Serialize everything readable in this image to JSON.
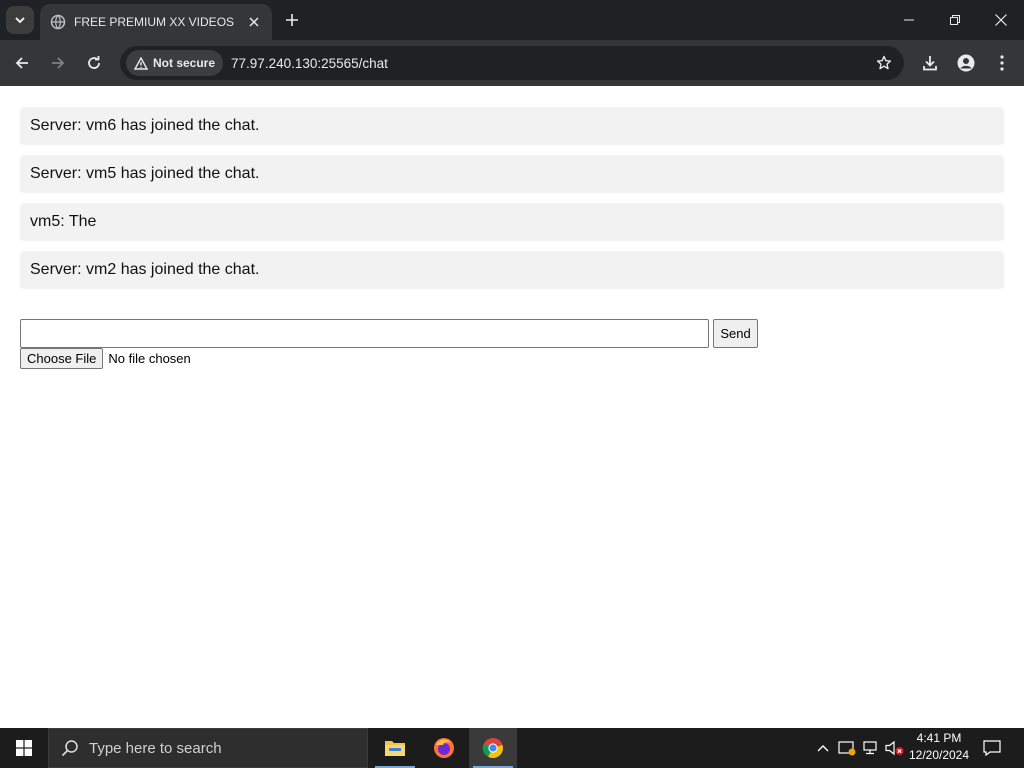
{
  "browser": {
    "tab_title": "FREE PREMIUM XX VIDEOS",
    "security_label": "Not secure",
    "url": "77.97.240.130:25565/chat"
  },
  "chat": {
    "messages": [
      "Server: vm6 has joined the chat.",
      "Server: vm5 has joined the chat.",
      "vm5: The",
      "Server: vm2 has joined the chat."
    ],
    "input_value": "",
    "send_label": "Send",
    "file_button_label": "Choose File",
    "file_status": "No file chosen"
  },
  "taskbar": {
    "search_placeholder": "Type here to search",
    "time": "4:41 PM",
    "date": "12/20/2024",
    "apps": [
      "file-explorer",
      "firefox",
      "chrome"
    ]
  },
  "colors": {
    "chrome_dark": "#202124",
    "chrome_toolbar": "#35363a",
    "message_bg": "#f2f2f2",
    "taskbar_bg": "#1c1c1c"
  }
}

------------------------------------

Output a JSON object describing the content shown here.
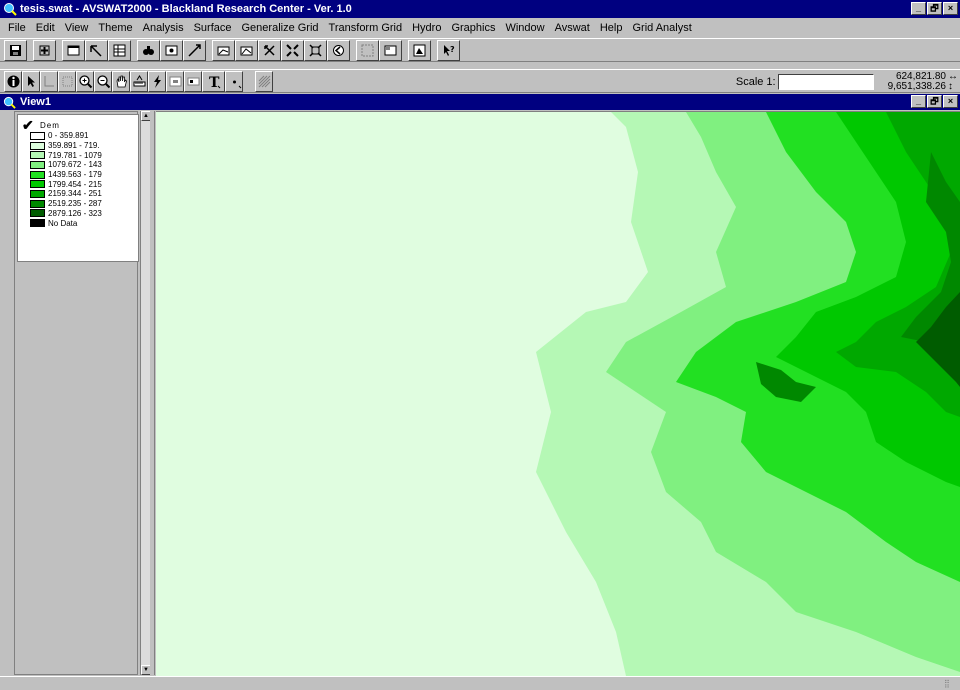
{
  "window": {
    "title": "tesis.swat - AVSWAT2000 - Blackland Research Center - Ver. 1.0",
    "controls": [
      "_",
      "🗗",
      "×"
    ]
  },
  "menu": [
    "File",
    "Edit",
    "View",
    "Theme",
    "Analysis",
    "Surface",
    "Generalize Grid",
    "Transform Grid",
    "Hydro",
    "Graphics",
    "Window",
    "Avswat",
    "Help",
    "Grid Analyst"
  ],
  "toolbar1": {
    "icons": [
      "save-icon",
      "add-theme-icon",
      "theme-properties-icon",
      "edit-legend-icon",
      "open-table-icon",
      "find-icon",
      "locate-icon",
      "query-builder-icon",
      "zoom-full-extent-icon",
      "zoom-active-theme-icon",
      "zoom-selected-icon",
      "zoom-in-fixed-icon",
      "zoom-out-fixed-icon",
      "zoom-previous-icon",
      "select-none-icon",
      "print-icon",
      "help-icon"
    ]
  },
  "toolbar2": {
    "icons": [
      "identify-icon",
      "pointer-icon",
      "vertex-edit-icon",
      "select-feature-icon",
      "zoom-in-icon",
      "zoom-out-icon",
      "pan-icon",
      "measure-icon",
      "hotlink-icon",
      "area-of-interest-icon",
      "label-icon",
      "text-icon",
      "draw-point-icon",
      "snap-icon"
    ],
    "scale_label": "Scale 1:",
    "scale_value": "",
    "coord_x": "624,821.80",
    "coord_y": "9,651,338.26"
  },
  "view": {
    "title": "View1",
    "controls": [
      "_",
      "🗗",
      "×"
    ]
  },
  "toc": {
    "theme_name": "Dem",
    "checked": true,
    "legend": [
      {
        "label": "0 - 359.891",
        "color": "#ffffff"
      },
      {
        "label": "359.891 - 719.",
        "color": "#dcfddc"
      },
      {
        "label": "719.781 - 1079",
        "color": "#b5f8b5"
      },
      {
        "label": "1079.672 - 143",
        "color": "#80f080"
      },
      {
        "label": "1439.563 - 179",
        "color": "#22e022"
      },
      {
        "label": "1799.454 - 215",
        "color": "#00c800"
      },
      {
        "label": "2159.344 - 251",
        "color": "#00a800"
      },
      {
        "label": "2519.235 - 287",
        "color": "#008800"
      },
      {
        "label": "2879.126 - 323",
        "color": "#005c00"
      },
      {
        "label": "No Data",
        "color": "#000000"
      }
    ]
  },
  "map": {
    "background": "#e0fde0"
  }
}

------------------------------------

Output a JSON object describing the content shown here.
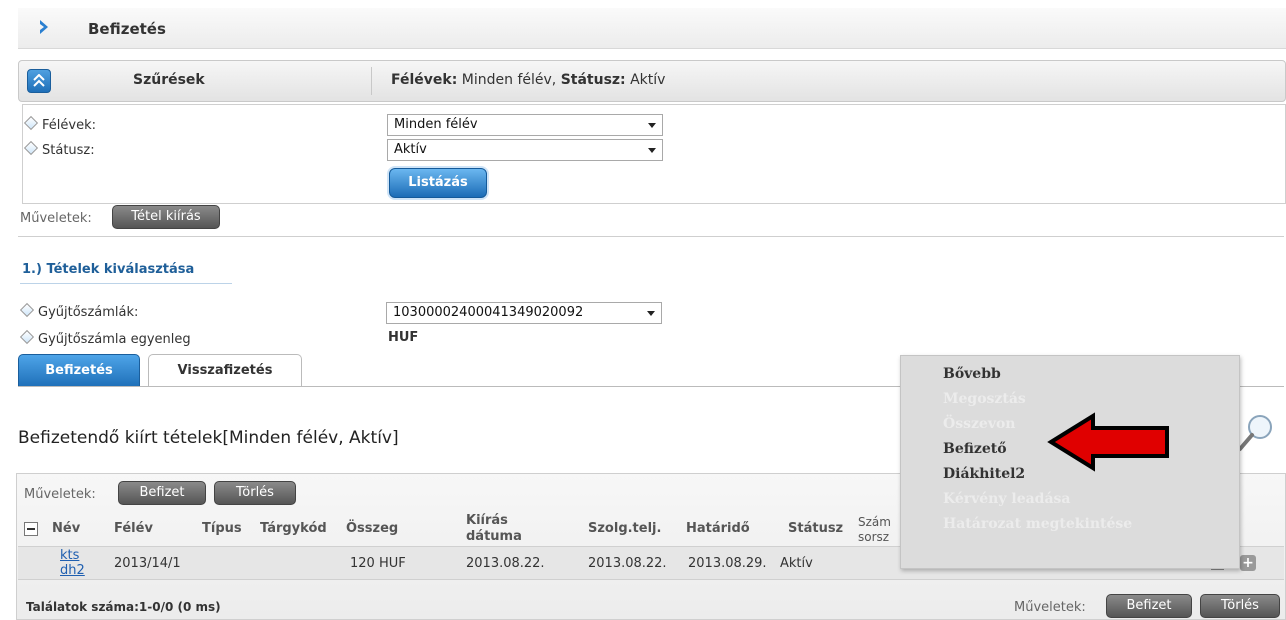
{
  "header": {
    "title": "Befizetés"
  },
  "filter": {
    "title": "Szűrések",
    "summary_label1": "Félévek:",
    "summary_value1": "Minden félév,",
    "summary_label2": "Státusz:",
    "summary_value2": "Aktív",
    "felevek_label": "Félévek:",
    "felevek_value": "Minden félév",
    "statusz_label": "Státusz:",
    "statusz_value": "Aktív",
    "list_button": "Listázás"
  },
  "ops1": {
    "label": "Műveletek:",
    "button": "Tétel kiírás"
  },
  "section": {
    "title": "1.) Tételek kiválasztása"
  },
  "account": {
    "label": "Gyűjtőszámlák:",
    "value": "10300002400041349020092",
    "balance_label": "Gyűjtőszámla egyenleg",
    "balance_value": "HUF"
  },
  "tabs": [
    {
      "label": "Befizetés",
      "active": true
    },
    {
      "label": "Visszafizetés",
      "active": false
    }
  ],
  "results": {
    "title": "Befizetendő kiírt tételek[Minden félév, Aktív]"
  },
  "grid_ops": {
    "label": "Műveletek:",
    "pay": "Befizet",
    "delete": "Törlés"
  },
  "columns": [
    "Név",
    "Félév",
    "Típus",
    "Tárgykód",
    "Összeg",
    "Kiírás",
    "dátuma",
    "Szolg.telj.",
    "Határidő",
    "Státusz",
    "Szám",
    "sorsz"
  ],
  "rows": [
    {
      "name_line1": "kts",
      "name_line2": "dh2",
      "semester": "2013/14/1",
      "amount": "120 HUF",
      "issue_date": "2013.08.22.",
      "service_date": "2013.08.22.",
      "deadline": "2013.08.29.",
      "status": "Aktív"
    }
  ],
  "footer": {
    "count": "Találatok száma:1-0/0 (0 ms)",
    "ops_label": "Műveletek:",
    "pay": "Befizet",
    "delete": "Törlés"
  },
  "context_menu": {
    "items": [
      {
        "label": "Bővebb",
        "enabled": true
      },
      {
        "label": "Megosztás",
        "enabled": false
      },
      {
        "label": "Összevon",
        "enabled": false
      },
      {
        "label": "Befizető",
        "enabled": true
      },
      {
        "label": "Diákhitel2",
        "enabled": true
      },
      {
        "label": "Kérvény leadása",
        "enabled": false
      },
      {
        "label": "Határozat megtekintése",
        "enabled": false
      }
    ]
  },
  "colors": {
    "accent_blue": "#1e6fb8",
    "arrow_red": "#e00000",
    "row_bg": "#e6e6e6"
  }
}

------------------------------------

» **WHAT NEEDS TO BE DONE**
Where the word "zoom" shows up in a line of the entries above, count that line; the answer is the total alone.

» **OUTPUT**
8